*Task*: Below are some records; copy them word for word and drop the pictures.

START Information

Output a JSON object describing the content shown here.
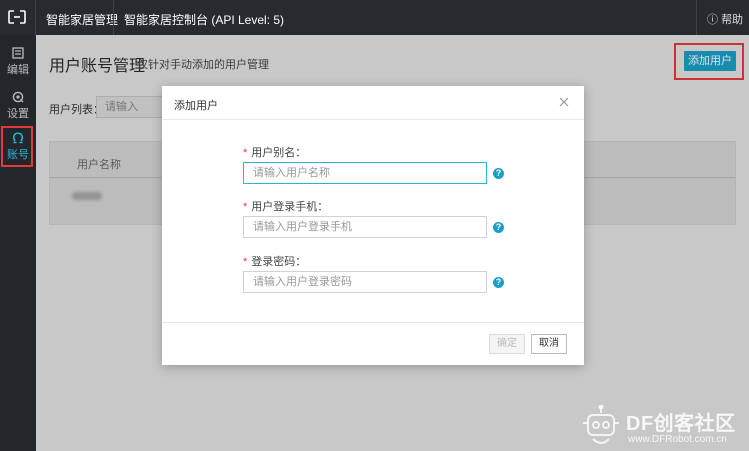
{
  "topbar": {
    "title1": "智能家居管理",
    "title2": "智能家居控制台 (API Level: 5)",
    "help_label": "帮助"
  },
  "sidebar": {
    "items": [
      {
        "label": "编辑",
        "icon": "edit-icon"
      },
      {
        "label": "设置",
        "icon": "settings-icon"
      },
      {
        "label": "账号",
        "icon": "account-icon",
        "active": true
      }
    ]
  },
  "main": {
    "title": "用户账号管理",
    "subtitle": "仅针对手动添加的用户管理",
    "add_button": "添加用户",
    "filter_label": "用户列表：",
    "filter_placeholder": "请输入",
    "table": {
      "columns": [
        "用户名称"
      ]
    }
  },
  "modal": {
    "title": "添加用户",
    "fields": [
      {
        "label": "用户别名：",
        "placeholder": "请输入用户名称"
      },
      {
        "label": "用户登录手机：",
        "placeholder": "请输入用户登录手机"
      },
      {
        "label": "登录密码：",
        "placeholder": "请输入用户登录密码"
      }
    ],
    "ok_label": "确定",
    "cancel_label": "取消"
  },
  "watermark": {
    "title": "DF创客社区",
    "url": "www.DFRobot.com.cn"
  },
  "colors": {
    "accent": "#1aa0c6",
    "highlight": "#e53935",
    "topbar": "#262b30"
  }
}
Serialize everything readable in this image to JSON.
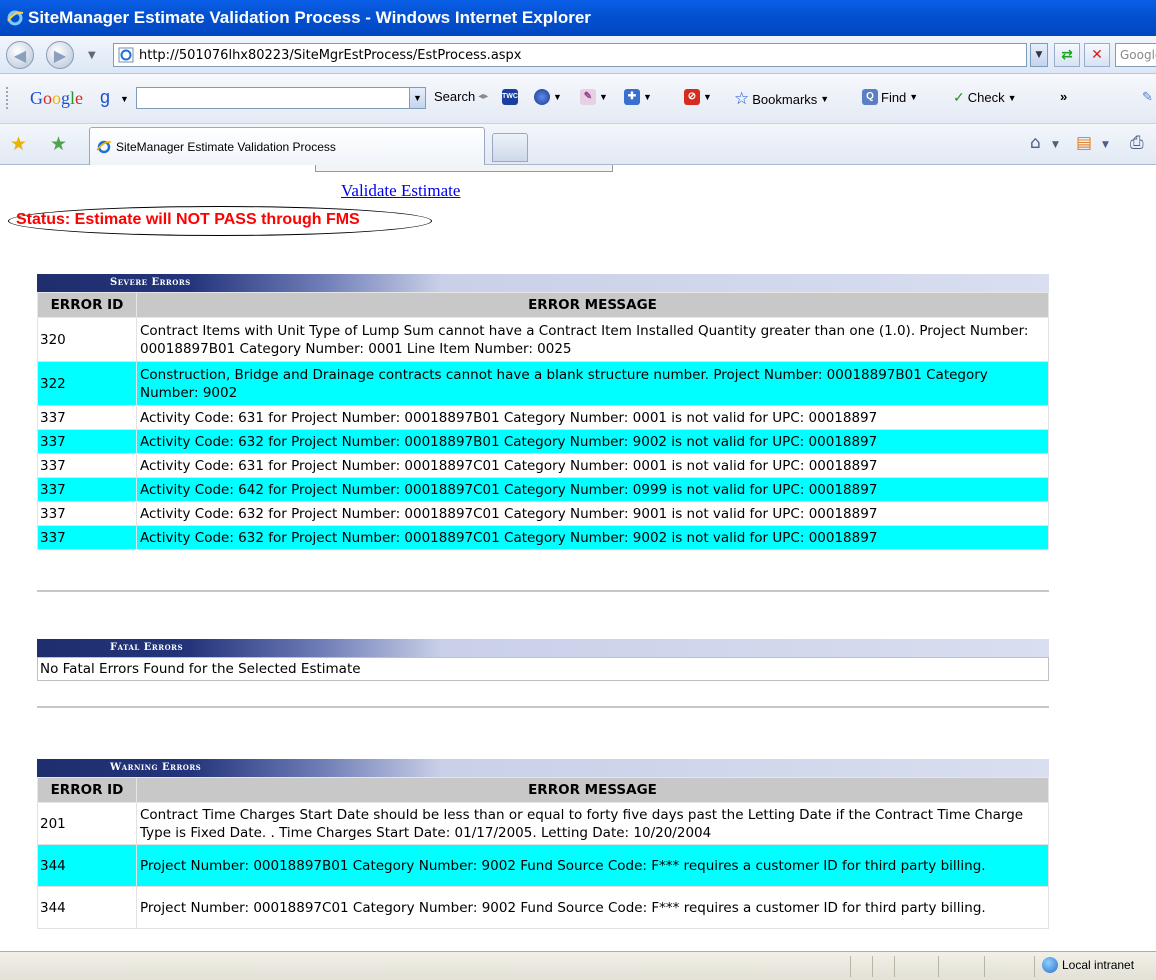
{
  "window": {
    "title": "SiteManager Estimate Validation Process - Windows Internet Explorer"
  },
  "address_bar": {
    "url": "http://501076lhx80223/SiteMgrEstProcess/EstProcess.aspx",
    "search_placeholder": "Google"
  },
  "google_toolbar": {
    "logo": [
      "G",
      "o",
      "o",
      "g",
      "l",
      "e"
    ],
    "search_label": "Search",
    "bookmarks_label": "Bookmarks",
    "find_label": "Find",
    "check_label": "Check",
    "more_label": "»"
  },
  "tabs": {
    "active_label": "SiteManager Estimate Validation Process"
  },
  "page": {
    "validate_link": "Validate Estimate",
    "status_text": "Status: Estimate will NOT PASS through FMS"
  },
  "severe": {
    "header": "Severe Errors",
    "col_id": "ERROR ID",
    "col_msg": "ERROR MESSAGE",
    "rows": [
      {
        "id": "320",
        "msg": "Contract Items with Unit Type of Lump Sum cannot have a Contract Item Installed Quantity greater than one (1.0). Project Number: 00018897B01 Category Number: 0001 Line Item Number: 0025"
      },
      {
        "id": "322",
        "msg": "Construction, Bridge and Drainage contracts cannot have a blank structure number. Project Number: 00018897B01 Category Number: 9002"
      },
      {
        "id": "337",
        "msg": "Activity Code: 631 for Project Number: 00018897B01 Category Number: 0001 is not valid for UPC: 00018897"
      },
      {
        "id": "337",
        "msg": "Activity Code: 632 for Project Number: 00018897B01 Category Number: 9002 is not valid for UPC: 00018897"
      },
      {
        "id": "337",
        "msg": "Activity Code: 631 for Project Number: 00018897C01 Category Number: 0001 is not valid for UPC: 00018897"
      },
      {
        "id": "337",
        "msg": "Activity Code: 642 for Project Number: 00018897C01 Category Number: 0999 is not valid for UPC: 00018897"
      },
      {
        "id": "337",
        "msg": "Activity Code: 632 for Project Number: 00018897C01 Category Number: 9001 is not valid for UPC: 00018897"
      },
      {
        "id": "337",
        "msg": "Activity Code: 632 for Project Number: 00018897C01 Category Number: 9002 is not valid for UPC: 00018897"
      }
    ]
  },
  "fatal": {
    "header": "Fatal Errors",
    "message": "No Fatal Errors Found for the Selected Estimate"
  },
  "warning": {
    "header": "Warning Errors",
    "col_id": "ERROR ID",
    "col_msg": "ERROR MESSAGE",
    "rows": [
      {
        "id": "201",
        "msg": "Contract Time Charges Start Date should be less than or equal to forty five days past the Letting Date if the Contract Time Charge Type is Fixed Date. . Time Charges Start Date: 01/17/2005. Letting Date: 10/20/2004"
      },
      {
        "id": "344",
        "msg": "Project Number: 00018897B01 Category Number: 9002 Fund Source Code: F*** requires a customer ID for third party billing."
      },
      {
        "id": "344",
        "msg": "Project Number: 00018897C01 Category Number: 9002 Fund Source Code: F*** requires a customer ID for third party billing."
      }
    ]
  },
  "status_bar": {
    "zone_label": "Local intranet"
  },
  "colors": {
    "alt_row": "#00ffff",
    "status_red": "#ff0000",
    "header_navy": "#1e2e6e"
  }
}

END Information

*Answer space*:
Output a JSON object describing the content shown here.
{
  "topbar": {
    "title1": "智能家居管理",
    "title2": "智能家居控制台 (API Level: 5)",
    "help_label": "帮助"
  },
  "sidebar": {
    "items": [
      {
        "label": "编辑",
        "icon": "edit-icon"
      },
      {
        "label": "设置",
        "icon": "settings-icon"
      },
      {
        "label": "账号",
        "icon": "account-icon",
        "active": true
      }
    ]
  },
  "main": {
    "title": "用户账号管理",
    "subtitle": "仅针对手动添加的用户管理",
    "add_button": "添加用户",
    "filter_label": "用户列表：",
    "filter_placeholder": "请输入",
    "table": {
      "columns": [
        "用户名称"
      ]
    }
  },
  "modal": {
    "title": "添加用户",
    "fields": [
      {
        "label": "用户别名：",
        "placeholder": "请输入用户名称"
      },
      {
        "label": "用户登录手机：",
        "placeholder": "请输入用户登录手机"
      },
      {
        "label": "登录密码：",
        "placeholder": "请输入用户登录密码"
      }
    ],
    "ok_label": "确定",
    "cancel_label": "取消"
  },
  "watermark": {
    "title": "DF创客社区",
    "url": "www.DFRobot.com.cn"
  },
  "colors": {
    "accent": "#1aa0c6",
    "highlight": "#e53935",
    "topbar": "#262b30"
  }
}
Serialize everything readable in this image to JSON.
{
  "window": {
    "title": "SiteManager Estimate Validation Process - Windows Internet Explorer"
  },
  "address_bar": {
    "url": "http://501076lhx80223/SiteMgrEstProcess/EstProcess.aspx",
    "search_placeholder": "Google"
  },
  "google_toolbar": {
    "logo": [
      "G",
      "o",
      "o",
      "g",
      "l",
      "e"
    ],
    "search_label": "Search",
    "bookmarks_label": "Bookmarks",
    "find_label": "Find",
    "check_label": "Check",
    "more_label": "»"
  },
  "tabs": {
    "active_label": "SiteManager Estimate Validation Process"
  },
  "page": {
    "validate_link": "Validate Estimate",
    "status_text": "Status: Estimate will NOT PASS through FMS"
  },
  "severe": {
    "header": "Severe Errors",
    "col_id": "ERROR ID",
    "col_msg": "ERROR MESSAGE",
    "rows": [
      {
        "id": "320",
        "msg": "Contract Items with Unit Type of Lump Sum cannot have a Contract Item Installed Quantity greater than one (1.0). Project Number: 00018897B01 Category Number: 0001 Line Item Number: 0025"
      },
      {
        "id": "322",
        "msg": "Construction, Bridge and Drainage contracts cannot have a blank structure number. Project Number: 00018897B01 Category Number: 9002"
      },
      {
        "id": "337",
        "msg": "Activity Code: 631 for Project Number: 00018897B01 Category Number: 0001 is not valid for UPC: 00018897"
      },
      {
        "id": "337",
        "msg": "Activity Code: 632 for Project Number: 00018897B01 Category Number: 9002 is not valid for UPC: 00018897"
      },
      {
        "id": "337",
        "msg": "Activity Code: 631 for Project Number: 00018897C01 Category Number: 0001 is not valid for UPC: 00018897"
      },
      {
        "id": "337",
        "msg": "Activity Code: 642 for Project Number: 00018897C01 Category Number: 0999 is not valid for UPC: 00018897"
      },
      {
        "id": "337",
        "msg": "Activity Code: 632 for Project Number: 00018897C01 Category Number: 9001 is not valid for UPC: 00018897"
      },
      {
        "id": "337",
        "msg": "Activity Code: 632 for Project Number: 00018897C01 Category Number: 9002 is not valid for UPC: 00018897"
      }
    ]
  },
  "fatal": {
    "header": "Fatal Errors",
    "message": "No Fatal Errors Found for the Selected Estimate"
  },
  "warning": {
    "header": "Warning Errors",
    "col_id": "ERROR ID",
    "col_msg": "ERROR MESSAGE",
    "rows": [
      {
        "id": "201",
        "msg": "Contract Time Charges Start Date should be less than or equal to forty five days past the Letting Date if the Contract Time Charge Type is Fixed Date. . Time Charges Start Date: 01/17/2005. Letting Date: 10/20/2004"
      },
      {
        "id": "344",
        "msg": "Project Number: 00018897B01 Category Number: 9002 Fund Source Code: F*** requires a customer ID for third party billing."
      },
      {
        "id": "344",
        "msg": "Project Number: 00018897C01 Category Number: 9002 Fund Source Code: F*** requires a customer ID for third party billing."
      }
    ]
  },
  "status_bar": {
    "zone_label": "Local intranet"
  },
  "colors": {
    "alt_row": "#00ffff",
    "status_red": "#ff0000",
    "header_navy": "#1e2e6e"
  }
}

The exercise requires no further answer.